* - Eternal under normal use conditions. See the enclosed manual for terms.
A design which uses two crosses in the counter shapes of most glyphs.
This started out as a pixel demake of "Refollte", but was then metamorphosed into another high-res design.
A condensed, rounded, and modernized Esperhand in a higher resolution.This is a clone of Esperhand
INGREDIENTS: Triangles, Distilled Water, Orange Juice, Citric Acid, Powdered Unicorn Horn, Metaphlogiston Clef-21 (to preserve optical clarity), Waifu Tears.
- - SHAKE BEFORE ENJOYING - -
Linestrider's two-lined little brother.
Probably won't update this one again, because it uses a lot of brickswapping and so it is likely to get corrupted by additional editing/saving.This is a clone of Linestrider
A font which uses some custom macaroni bricks. This one has the same kind of structural asymmetry as Phenomenologist. Angles and corners on the left are almost always sharper than those on the right, which gives glyphs a structural asymmetry as well as a sense of rightward momentum. This technique also imparts variation to some otherwise very similar letterforms (bdpq, mw, sz).
This is named for a species of android from Doctor Who.
Other design decisions:
- Make the ascender height shorter than the uppercase
- Use squares for dots/diaresis and circles for punctuation, so that they are more quickly distinguished
- Allow the sharp curve and gentle curve to swap positions when it's beneficial to the glyph (BX8&)
- Incorporate angled lines into several glyphs so that none of the glyphs which have them seem out of place (SZsz012569*~$)
- Ignore the other design decisions for glyphs which need a standardized look due to their use in programming and other syntax-based forms of writing (most symbols & punctuation)
The final Laconica?

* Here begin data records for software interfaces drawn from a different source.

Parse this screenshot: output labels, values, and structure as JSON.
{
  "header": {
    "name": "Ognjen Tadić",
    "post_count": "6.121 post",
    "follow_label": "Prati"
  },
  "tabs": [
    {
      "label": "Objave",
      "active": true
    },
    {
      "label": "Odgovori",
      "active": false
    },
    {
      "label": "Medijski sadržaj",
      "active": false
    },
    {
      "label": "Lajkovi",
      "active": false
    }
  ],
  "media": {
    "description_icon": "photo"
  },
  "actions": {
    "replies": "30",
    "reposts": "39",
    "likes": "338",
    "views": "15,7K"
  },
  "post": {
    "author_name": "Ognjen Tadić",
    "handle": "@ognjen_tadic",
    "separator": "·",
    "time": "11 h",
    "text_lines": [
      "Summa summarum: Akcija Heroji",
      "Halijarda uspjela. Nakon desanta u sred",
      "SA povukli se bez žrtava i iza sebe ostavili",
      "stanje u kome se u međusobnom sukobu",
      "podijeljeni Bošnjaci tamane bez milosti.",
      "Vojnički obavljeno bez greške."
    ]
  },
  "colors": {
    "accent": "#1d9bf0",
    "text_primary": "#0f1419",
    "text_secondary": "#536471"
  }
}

This idea emerged while making Laconica Skeleton, so I decided to carry it out. The design reminds me of blueprints and floor plans, thus the name.This is a clone of Laconica Skeleton